*Problem details*.
Locate the string "password" in the listing below. Copy every line where it is found.

*Dataset excerpts*.
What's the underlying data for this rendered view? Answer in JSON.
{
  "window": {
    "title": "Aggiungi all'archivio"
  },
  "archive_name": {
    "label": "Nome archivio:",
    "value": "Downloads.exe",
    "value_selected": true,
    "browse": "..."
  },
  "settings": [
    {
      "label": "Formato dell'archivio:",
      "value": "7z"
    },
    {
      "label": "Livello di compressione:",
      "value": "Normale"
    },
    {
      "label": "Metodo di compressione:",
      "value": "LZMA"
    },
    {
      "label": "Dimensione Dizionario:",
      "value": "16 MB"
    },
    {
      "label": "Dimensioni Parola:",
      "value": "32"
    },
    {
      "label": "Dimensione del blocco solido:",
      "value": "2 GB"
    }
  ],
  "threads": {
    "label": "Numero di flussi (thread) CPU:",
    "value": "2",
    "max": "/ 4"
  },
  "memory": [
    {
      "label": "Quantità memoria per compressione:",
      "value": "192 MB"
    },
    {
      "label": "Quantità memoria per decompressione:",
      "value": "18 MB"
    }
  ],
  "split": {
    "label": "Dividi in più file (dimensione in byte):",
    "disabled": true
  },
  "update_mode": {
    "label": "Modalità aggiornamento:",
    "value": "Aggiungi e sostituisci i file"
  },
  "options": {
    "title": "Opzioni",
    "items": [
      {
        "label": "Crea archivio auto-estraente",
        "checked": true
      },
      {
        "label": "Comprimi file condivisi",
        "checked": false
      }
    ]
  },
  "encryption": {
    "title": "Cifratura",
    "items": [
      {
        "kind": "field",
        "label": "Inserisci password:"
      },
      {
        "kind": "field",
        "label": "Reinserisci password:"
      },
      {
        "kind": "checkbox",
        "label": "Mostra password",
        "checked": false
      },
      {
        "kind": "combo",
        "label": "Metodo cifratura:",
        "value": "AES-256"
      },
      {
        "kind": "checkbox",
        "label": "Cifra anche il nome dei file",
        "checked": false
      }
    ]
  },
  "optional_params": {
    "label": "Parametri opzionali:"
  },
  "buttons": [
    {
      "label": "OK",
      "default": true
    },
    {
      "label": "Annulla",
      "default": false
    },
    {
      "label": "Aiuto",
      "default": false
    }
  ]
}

*Completed exercise*.
        "label": "Inserisci password:"
        "label": "Reinserisci password:"
        "label": "Mostra password",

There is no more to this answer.